If you’re looking for a quick way to track when Flash movies (or anything else in <object> <embed> tags) are played – this works for me:
Quick overview: create a new
div with an onClick action and put the Flash movie inside it.
Then in the movie’s
<object> tag – add
<param name="wmode" value="transparent" /> and in the <embed> tag add this attribute
wmode declarations allow the click in the Flash movie to pass through to the enclosing
div and trigger the onClick.
<div onClick="_gaq.push(['_trackEvent', 'Videos', 'MovieName', 'PageName']);">
<param name="movie" value="http://path.to.swf" />
<param name="wmode" value="transparent" />
<embed wmode="transparent" ..." />
As you know – I’ve got a long bet on WiFi being the default transport for all our information exchange; voice, video, audio, email, web, everything. Everything.
Unfortunately – there’s an insidious group with a counter bet and planting FUD everywhere.

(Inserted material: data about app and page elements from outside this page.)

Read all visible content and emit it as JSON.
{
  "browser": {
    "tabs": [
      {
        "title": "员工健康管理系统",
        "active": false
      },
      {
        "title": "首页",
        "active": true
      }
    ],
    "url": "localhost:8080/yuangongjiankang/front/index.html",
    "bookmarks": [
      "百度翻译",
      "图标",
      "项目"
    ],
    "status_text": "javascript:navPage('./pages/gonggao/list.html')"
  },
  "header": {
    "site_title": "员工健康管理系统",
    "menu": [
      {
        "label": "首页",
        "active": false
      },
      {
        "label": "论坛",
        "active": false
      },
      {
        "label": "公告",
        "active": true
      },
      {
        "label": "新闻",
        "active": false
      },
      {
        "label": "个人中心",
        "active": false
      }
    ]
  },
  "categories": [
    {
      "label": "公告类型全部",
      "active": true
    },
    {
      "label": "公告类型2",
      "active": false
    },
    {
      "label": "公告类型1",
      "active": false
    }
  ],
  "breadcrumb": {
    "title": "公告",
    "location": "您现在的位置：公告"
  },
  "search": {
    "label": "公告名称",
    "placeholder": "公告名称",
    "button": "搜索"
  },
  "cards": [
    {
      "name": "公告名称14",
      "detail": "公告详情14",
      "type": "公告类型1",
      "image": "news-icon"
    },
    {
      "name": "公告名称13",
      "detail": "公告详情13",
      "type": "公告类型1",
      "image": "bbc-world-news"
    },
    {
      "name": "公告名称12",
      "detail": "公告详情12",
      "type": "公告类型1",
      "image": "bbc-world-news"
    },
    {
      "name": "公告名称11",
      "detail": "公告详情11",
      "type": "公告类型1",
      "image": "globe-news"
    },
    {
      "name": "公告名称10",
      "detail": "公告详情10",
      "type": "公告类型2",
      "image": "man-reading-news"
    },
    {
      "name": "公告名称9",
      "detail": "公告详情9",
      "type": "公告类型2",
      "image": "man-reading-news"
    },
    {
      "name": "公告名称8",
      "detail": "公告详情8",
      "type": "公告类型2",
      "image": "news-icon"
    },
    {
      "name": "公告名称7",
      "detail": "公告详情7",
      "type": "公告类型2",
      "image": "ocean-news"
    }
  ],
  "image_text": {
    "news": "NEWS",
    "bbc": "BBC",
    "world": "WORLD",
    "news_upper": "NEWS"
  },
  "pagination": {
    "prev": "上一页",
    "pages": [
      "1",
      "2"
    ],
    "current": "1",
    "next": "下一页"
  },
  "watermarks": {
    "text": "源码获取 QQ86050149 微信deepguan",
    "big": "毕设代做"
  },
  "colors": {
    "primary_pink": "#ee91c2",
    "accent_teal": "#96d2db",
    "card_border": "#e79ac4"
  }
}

Thankfully, the EFF has declared the need and benefit for more open WiFi networks:
“…we’d all be better off if we all left our WiFi open, but we each benefit slightly if we close our WiFi. Our failure to work together prevents us from enjoying better, more widespread Internet access.”
“The best solution to this problem is to have WiFi routers which make it very easy to share a certain amount of bandwidth via an open network, but simultaneously provide an encrypted WPA2 network that gets priority over the open network. Some modern routers already support multiple networks like this, but we need a very simple, single-click or default setting to get the prioritization right.”
“If we want a future where anyone can watch high definition movies or make video calls from anywhere without wires, what we need is short-range networks with routers everywhere — like the one we’d have if everyone opened their WiFi.”
BTW – here’s my rule of thumb on protecting WiFi networks:
Don’t – it will inconvenience and irritate those you want to have access far more than those you don’t.
“The idea that authority is best transmitted by a coarse-grained gesture like linking is bankrupted by the sheer volume of gaming that is emerging.” – Steve Gillmor
Back in the early days of Cullect – I was trying to figure out a way to programmatically provide a meaningful excerpt of an article. In the end – I decided that any solution would just be trying to guess which words and phrases were meaningful to any given reader. It’s easier to not guess – and our brains are really good at scanning for interestingness. So, to give your internal scanning as much info as possible – Cullect displayed everything it could.
It feels like more publications are showing less; headline, link, maybe an 1 sentence excerpt. Twitter & Delicious being the worst offenders. Facebook, Pinboard, and other publishers (traditional & otherwise) are fast followers.
I’d like to see more publishers display more by default – not less. Most of them are already making editorial decisions on placement – let’s go all the way. If this really is the most important story of right now – why are any other stories even visible?
like tl;dr but for talking.
We all make mistakes that are overlooked before we hit publish.
I’m always thankful when you point out my typos and other mistakes. That’s one of the reasons my contact info is on every page.
Heck, wiki systems are even have error correction is baked into their DNA.
This morning I spotted a typo on a BBC.co.uk article.
While there’s sharing badges all over the page – there’s no obvious link to contact the author or anyone else at the BBC to remove the extra ‘a’ in this specific article. I can’t even tell who wrote the article.
Clicking the ’email’ and ‘printer’ icons obviously won’t help. Do I click the Facebook icon? The Twitter icon?
From this, it’s clear that ‘social media’ has transformed into a secondary broadcast distribution system – rather than a way to engage with readers to create a higher quality product.
I’m writing this here not to call out the BBC specifically – as the typo was fixed as I was writing this – but to raise a question about outsourcing the customer relationship to a distribution company.
and more McLuhanisms from Marshall McLuhan .com
“People don’t actually read newspapers. They step into them every morning like a hot bath.”
“The road is our major architectural form.”
“We look at the present through a rear-view mirror. We march backwards into the future.”
“This information is top security. When you have read it, destroy yourself.”
“Politics offers yesterday’s answers to today’s questions.”
“Food for the mind is like food for the body: the inputs are never the same as the outputs.”
“Today the business of business is becoming the constant invention of new business.”